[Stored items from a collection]
------------
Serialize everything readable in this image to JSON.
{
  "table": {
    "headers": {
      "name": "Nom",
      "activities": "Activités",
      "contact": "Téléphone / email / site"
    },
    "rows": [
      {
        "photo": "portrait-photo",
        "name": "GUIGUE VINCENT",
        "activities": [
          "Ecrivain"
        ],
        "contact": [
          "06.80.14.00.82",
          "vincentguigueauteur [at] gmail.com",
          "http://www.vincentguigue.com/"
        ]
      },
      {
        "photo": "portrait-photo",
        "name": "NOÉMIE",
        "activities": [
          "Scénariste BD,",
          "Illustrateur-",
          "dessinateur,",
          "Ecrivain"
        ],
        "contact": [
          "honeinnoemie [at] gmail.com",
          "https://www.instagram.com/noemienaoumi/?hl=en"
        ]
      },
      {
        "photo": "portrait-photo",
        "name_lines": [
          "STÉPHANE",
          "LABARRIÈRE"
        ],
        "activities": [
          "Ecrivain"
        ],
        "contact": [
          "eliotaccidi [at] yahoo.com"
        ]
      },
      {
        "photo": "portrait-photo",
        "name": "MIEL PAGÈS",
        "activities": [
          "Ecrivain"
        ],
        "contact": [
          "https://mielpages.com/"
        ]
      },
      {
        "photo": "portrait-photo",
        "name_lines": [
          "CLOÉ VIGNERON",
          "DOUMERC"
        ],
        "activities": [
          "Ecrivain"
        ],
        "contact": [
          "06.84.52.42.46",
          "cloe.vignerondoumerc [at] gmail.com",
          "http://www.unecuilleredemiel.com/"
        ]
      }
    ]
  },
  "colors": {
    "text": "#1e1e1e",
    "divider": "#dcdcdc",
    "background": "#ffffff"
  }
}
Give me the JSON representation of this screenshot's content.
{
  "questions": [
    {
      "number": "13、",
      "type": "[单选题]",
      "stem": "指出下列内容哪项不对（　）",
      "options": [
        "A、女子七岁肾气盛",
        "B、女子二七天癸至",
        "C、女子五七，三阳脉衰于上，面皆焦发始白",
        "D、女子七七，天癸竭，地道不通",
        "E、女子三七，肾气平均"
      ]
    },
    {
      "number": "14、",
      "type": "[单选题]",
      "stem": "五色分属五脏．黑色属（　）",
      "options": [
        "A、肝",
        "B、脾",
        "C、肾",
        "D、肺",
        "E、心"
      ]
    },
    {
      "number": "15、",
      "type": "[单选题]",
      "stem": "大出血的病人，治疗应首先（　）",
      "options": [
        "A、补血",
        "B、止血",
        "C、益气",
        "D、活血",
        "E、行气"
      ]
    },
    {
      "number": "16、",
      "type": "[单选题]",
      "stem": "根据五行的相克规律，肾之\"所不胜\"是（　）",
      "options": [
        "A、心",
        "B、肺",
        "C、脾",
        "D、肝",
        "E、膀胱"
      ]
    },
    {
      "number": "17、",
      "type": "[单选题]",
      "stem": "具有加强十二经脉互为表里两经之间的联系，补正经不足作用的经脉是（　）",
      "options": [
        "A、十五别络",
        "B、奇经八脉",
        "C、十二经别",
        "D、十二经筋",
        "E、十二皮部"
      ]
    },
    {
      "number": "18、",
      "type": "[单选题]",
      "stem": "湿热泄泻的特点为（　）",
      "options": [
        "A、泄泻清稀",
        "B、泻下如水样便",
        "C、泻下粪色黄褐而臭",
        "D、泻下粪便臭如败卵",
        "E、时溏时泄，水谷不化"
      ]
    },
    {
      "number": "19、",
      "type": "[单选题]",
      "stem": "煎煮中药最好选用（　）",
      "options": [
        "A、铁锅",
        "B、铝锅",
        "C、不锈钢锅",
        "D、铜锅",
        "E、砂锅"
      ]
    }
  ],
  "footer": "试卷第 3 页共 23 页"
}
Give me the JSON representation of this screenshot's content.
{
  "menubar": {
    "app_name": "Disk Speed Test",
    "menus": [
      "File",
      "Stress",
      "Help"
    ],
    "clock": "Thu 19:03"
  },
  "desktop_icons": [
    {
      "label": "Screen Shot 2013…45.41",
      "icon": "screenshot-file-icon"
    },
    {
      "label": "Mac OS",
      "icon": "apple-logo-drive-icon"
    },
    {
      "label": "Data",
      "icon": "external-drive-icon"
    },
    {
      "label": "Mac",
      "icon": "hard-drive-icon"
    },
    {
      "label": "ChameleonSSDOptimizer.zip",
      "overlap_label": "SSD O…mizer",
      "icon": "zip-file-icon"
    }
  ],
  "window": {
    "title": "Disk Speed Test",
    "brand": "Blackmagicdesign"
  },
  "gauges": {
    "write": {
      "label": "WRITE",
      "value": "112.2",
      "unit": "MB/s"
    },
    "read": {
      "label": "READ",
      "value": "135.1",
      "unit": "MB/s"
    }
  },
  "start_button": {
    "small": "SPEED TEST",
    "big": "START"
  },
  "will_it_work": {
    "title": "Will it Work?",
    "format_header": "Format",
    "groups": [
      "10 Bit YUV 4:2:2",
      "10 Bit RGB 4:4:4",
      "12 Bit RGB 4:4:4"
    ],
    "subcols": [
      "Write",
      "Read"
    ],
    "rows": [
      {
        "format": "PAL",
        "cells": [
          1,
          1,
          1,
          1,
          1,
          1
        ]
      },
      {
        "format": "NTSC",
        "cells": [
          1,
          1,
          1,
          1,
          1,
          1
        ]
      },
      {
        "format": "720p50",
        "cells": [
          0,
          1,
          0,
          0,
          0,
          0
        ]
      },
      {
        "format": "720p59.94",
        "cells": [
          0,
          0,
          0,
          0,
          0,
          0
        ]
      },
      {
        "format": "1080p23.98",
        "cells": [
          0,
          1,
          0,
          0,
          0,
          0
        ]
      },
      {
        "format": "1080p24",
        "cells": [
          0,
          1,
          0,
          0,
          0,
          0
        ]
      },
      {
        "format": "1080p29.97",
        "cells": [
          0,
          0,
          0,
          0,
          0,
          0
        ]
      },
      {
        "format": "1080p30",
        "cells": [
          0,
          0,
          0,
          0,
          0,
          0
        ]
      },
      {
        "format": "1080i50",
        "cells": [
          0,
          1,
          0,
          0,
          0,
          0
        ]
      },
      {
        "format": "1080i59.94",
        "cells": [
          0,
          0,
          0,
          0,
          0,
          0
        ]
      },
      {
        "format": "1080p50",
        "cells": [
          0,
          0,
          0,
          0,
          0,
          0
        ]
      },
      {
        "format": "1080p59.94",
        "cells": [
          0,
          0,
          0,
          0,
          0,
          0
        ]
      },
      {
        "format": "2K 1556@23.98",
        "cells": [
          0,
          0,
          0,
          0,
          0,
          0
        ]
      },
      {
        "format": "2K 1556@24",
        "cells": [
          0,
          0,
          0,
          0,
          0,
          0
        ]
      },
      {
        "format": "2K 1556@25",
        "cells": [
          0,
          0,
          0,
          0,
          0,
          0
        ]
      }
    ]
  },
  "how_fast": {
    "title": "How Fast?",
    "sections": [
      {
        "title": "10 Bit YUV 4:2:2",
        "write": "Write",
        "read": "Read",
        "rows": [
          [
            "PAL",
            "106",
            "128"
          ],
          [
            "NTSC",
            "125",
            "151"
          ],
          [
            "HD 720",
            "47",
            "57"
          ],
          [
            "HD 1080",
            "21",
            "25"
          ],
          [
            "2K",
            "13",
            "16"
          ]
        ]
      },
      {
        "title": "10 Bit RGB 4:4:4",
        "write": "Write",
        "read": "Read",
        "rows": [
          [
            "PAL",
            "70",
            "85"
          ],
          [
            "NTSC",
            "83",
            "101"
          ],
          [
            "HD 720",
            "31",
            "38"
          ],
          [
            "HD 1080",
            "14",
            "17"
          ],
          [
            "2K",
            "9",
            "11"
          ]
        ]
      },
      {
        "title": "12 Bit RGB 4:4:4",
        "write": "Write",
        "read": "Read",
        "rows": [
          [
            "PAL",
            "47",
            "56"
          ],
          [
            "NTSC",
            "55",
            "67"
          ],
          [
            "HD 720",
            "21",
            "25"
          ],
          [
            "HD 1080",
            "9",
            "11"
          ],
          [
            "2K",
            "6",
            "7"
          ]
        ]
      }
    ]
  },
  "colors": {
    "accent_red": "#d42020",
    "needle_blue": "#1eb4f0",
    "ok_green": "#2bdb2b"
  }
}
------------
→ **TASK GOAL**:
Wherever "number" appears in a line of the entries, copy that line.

→ **SOLUTION**:
      "number": "13、",
      "number": "14、",
      "number": "15、",
      "number": "16、",
      "number": "17、",
      "number": "18、",
      "number": "19、",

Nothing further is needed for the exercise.